And just in case you are keeping track, once MaryAlice's wee one arrives--barring any last minute pregnancy announcements--we will be without a pregnant Builder. We have had at least one preggo at all times since this blog began back in February! Let's get to work ladies! ;-)
Our prayers are with MaryAlice for a safe and quick labor and delivery.
We recently had a reader query regarding Vitamin D supplementation for her breastfeeding infant. Thanks to Alex (a doc-in-training, fellow mother, Catholic, and Princeton alum), we have the latest insight into this important issue. Below is a question/answer session with Doc Alex, who cites a new AAP Policy Revision in Prevention of Rickets and Vitamin D Deficiency in Infants, Children, and Adolescents (Pediatrics Nov. '08) as the source for many of her recommendations.
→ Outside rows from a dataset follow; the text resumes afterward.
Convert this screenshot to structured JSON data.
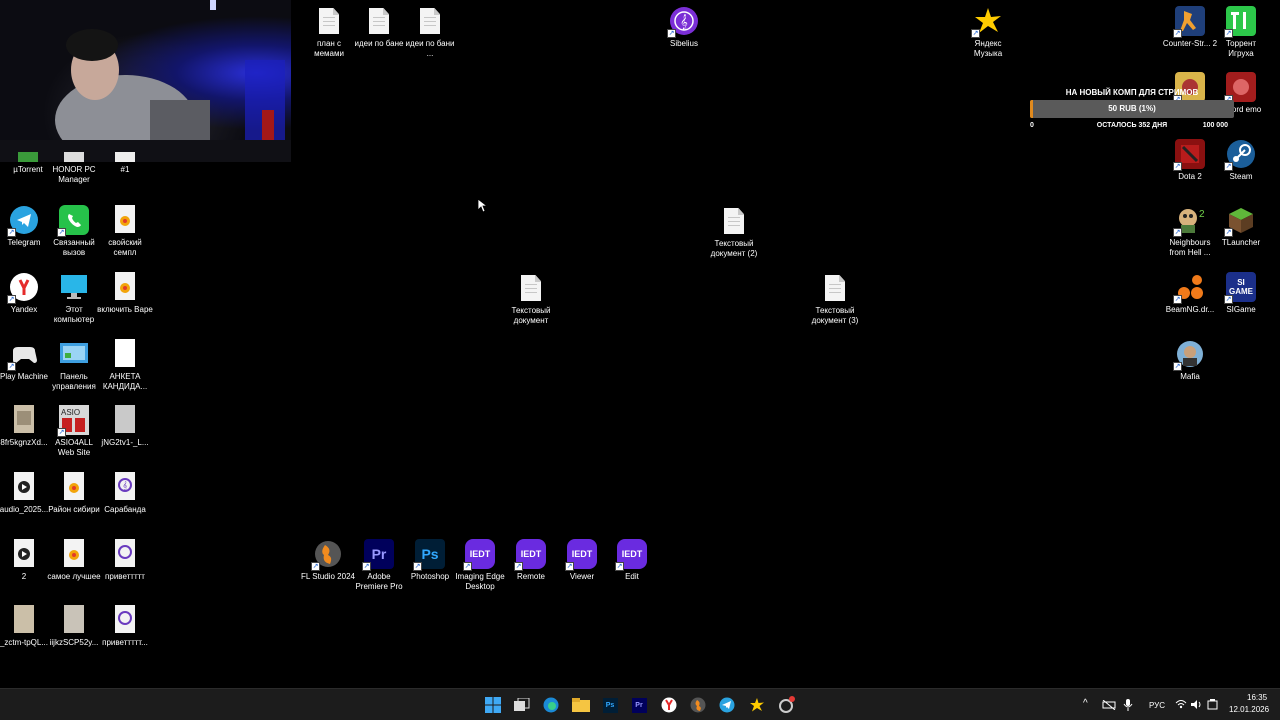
{
  "desktop_icons": {
    "utorrent": "µTorrent",
    "honor": "HONOR PC Manager",
    "num1": "#1",
    "telegram": "Telegram",
    "svyazanny": "Связанный вызов",
    "svoiskii": "свойский семпл",
    "yandex": "Yandex",
    "etot": "Этот компьютер",
    "vklyuchit": "включить Варе",
    "playmachine": "Play Machine",
    "panel": "Панель управления",
    "anketa": "АНКЕТА КАНДИДА...",
    "file8fr": "8fr5kgnzXd...",
    "asio": "ASIO4ALL Web Site",
    "jng": "jNG2tv1-_L...",
    "audio2025": "audio_2025...",
    "raion": "Район сибири",
    "sarabanda": "Сарабанда",
    "file2": "2",
    "samoe": "самое лучшее",
    "privet1": "приветтттт",
    "zctm": "_zctm-tpQL...",
    "iijkz": "iijkzSCP52y...",
    "privet2": "приветтттт...",
    "plan": "план с мемами",
    "idei_bane": "идеи по бане",
    "idei_bani": "идеи по бани ...",
    "sibelius": "Sibelius",
    "yamusic": "Яндекс Музыка",
    "tekst2": "Текстовый документ (2)",
    "tekst": "Текстовый документ",
    "tekst3": "Текстовый документ (3)",
    "flstudio": "FL Studio 2024",
    "premiere": "Adobe Premiere Pro",
    "photoshop": "Photoshop",
    "imaging": "Imaging Edge Desktop",
    "remote": "Remote",
    "viewer": "Viewer",
    "edit": "Edit",
    "counterstrike": "Counter-Str... 2",
    "torrent_igruha": "Торрент Игруха",
    "sword": "Sword emo",
    "dota2": "Dota 2",
    "steam": "Steam",
    "neighbours": "Neighbours from Hell ...",
    "tlauncher": "TLauncher",
    "beamng": "BeamNG.dr...",
    "sigame": "SIGame",
    "mafia": "Mafia",
    "iedt": "IEDT",
    "ps": "Ps",
    "pr": "Pr",
    "si_badge": "SI GAME"
  },
  "donation": {
    "title": "НА НОВЫЙ КОМП ДЛЯ СТРИМОВ",
    "amount_text": "50 RUB (1%)",
    "progress_percent": 1,
    "min_label": "0",
    "days_label": "ОСТАЛОСЬ 352 ДНЯ",
    "max_label": "100 000"
  },
  "taskbar": {
    "lang": "РУС",
    "time": "16:35",
    "date": "12.01.2026"
  },
  "colors": {
    "desktop_bg": "#000000",
    "taskbar_bg": "#1c1c1c",
    "iedt_purple": "#6a2be0",
    "progress_fill": "#e08a1e"
  }
}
Doc Alex, what is the big issue with Vitamin D and babies?
The main source of vitamin D for all humans is skin exposure to the sun's UV rays (UV-B rays, specifically). The sunlight stimulates the skin to make active forms of vitamin D that are necessary for our bones and other bodily functions. Unfortunately, it is very hard to determine how much sunlight exposure is enough to make sufficient amounts of vitamin D, especially in small children. Furthermore, we now know the dangers of direct exposure to UV light without the protection of sunscreen or clothing and to keep our infants under 6 months of age out of direct sunlight. This is great for the prevention of various skin cancers but is not good news for our production of vitamin D. Breastfed babies and infants with darker skin color are particularly susceptible to a condition known as rickets, or extreme vitamin D deficiency.
Why should we worry about Rickets?
Doc Alex, what should we do? How should we prevent Rickets in our babies?
To prevent rickets and vitamin D deficiency in *healthy* infants, children and adolescents, The National Academy of Sciences Panel for Vitamin D recommends a supplement of 400IU/day, beginning in the first few days of life and continuing throughout childhood. Any breastfeeding infant, regardless of whether he/she is being supplemented with formula, should be supplemented with 400 IU of vitamin D.
All infant formulas sold in the United States have at least 400 IU/L of vitamin D. Since most formula-fed infants eat nearly 1L or 1 quart of formula per day after the first month of life, they will get the necessary amount of vitamin D in their diet. Any infant who regularly eats less than 1L or 1 quart of formula per day can get the recommended amount of vitamin D through vitamin supplements.
Doc Alex, to wrap up, what is your "take" on vitamin D supplementation?
Parents in previous generations did not give their children vitamin D supplements and most of us "did just fine," but we now know the risks of getting unprotected sunlight exposure (which is, unfortunately, the only kind that generates vitamin D!) and so parents are tending to avoid UV rays to protect their children from skin cancer and, simultaneously, are putting them at risk for rickets. Rather than "picking your poison," just have your children wear sunscreen AND take vitamin D supplements and enjoy the best of both worlds!
A few months ago on her family's blog, Texas Mommy had a post entitled "Boys Love Dirt," and while I don't remember too many of the specifics, I do remember seeing lots of pictures of little boys covered from head to toe in dirt :) I remember smiling to myself knowingly; after all, what mother of boys hasn't experienced the clean-up associated with dirt-play? You know what I mean: the dirt under the fingernails, in the hair, in every pocket and buttonhole imaginable, smeared across the face...It's a beautiful sight, indeed :)